COVID-19 has changed the landscape. And in doing so, it has affected the most basic of necessities - food, housing, fuel.
It’s made some items harder to get and certainly more expensive. Anyone who has bought a piece of plywood lately must be dumbfounded at what today costs $50 a piece when it was $8 to $9 a board two years ago. And that’s if you can find plywood.
From groceries to housing, living in the tristate area is much more expensive than it was two years ago.
And though demand isn’t what it was peak-pandemic, some grocery prices endured a price hike since 2019: a carton of name brand eggs will cost an extra 70 cents in 2021.
Local business owners and real estate agents say the pandemic is to blame.
A new meaning for the word ‘home’
“Since COVID-19, there has been a gravitational pull for personal space, privacy, clean air and backyards,” said Jennifer DiConstanzo of Green Team Realty. “Because people were confined to their home, the word ‘home’ has a whole new meaning now.
“If you have your own piece of property, you have the ability to customize your space,” she added. “People of the city have let go of their apartments and have made Orange County their permanent home.”
DiConstanzo estimates that average price of a three-bedroom house in Orange County is about $310,000 today – a 27% increase since 2019.
An influx of new buyers largely from New York City and surrounding metropolitan area moved up to the suburbs throughout 2020, resulting in bidding wars over the limited number of homes and land available.
‘Seven days go sell a house’
Weichert Realtors’ Dawn Corbo saw a similar pattern.
“Overall in Sussex County, we’ve seen a surge of buyers,” she said. “Due to the lack of inventory here, sales prices increased substantially. It takes seven days for a house to sell on the market.”
Corbo, who has been selling real estate in Sussex County for 29 years, estimates that the trend will continue through fall 2021. Today, it costs approximately $370,000 for a three-bedroom home in Sussex County, a $70,000 increase when compared to pre-pandemic numbers.
The cost of building
And those planning to build instead of buy aren’t getting any price breaks. A piece of plywood that cost about $8 in 2019 is now $50 today.
While it may seem that the increased number of families buying up property in town is what caused lumber prices to skyrocket, Steve Visaggio of AB&S Home Improvements said that the surge is due to pandemic-related supply chain issues.
“Most of our lumber comes from overseas and Canada,” Visaggio said. “When the pandemic hit, most of the lumber mills shut down, which caused the companies to inflate the price for a bigger profit.
An order that used to take two weeks to be delivered now takes about fourteen.
“I am understaffed and scheduling has been frustrating because it takes so long for materials to get here,” he said. “Though this has been frustrating, I understand that everyone is going through it, too.

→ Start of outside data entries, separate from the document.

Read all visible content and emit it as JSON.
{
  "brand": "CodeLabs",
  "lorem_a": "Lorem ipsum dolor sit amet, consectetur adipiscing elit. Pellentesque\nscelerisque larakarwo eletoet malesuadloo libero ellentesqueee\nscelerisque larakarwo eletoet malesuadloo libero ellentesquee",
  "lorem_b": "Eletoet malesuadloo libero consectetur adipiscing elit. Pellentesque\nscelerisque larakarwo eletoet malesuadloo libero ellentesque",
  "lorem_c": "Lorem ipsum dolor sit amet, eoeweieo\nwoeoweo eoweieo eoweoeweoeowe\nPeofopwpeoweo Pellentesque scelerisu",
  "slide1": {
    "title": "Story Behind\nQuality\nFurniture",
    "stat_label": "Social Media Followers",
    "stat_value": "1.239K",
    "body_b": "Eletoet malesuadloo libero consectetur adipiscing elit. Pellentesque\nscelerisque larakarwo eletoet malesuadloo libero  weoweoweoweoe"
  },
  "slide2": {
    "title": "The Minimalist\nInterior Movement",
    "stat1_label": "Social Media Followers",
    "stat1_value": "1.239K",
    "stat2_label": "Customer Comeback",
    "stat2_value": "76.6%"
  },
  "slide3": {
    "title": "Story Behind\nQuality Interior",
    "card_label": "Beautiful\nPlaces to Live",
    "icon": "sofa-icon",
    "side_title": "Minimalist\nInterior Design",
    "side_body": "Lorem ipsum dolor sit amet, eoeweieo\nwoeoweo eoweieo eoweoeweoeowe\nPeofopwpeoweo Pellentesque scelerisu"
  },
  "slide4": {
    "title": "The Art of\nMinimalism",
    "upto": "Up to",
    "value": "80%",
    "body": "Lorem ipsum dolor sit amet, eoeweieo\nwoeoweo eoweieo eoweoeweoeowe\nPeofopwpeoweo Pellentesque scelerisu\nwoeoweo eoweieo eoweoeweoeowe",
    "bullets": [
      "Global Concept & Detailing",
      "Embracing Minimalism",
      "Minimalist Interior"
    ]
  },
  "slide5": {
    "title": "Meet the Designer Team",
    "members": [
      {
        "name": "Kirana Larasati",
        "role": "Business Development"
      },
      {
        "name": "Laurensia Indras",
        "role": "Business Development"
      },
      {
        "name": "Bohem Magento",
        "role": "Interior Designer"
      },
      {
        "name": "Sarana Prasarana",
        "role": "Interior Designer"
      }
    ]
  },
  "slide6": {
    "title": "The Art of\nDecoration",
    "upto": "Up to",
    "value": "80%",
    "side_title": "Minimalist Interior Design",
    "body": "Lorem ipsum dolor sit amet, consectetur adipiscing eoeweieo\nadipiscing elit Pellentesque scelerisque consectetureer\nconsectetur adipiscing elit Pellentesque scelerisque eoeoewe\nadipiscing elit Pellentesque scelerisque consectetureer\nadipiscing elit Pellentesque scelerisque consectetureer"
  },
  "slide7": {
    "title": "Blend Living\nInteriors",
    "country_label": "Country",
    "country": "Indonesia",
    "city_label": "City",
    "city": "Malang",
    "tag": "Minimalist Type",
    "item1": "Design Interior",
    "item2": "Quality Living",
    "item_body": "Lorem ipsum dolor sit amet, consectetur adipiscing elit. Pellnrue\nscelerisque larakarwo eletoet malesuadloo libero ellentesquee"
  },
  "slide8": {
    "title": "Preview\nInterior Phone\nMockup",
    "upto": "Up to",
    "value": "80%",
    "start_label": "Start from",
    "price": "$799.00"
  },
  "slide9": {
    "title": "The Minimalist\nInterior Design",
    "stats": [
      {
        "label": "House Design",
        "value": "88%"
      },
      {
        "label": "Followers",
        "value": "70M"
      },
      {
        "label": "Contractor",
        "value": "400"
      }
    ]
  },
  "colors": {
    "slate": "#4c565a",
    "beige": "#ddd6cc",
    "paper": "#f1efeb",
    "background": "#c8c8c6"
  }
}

My customers have been very patient, which I’m grateful for.”
Yes, toilet paper prices are still up
Some basic household items, like laundry detergent and diapers, remained steady over the past two years. But others - including fresh meat, produce and, yes, toilet paper - saw a price hike.
Junior Dabashi of Key Foods in Milford, Pa. said suppliers have increased their prices for a few reasons: they’re short-staffed, the increased cost of fuel makes shipping more expensive and the heightened demand.
“Since people were home, they bought more and cooked at home more,” DaBashi said. “As the demand increased, so did the prices. Things aren’t 100% back to normal, but we are getting there.”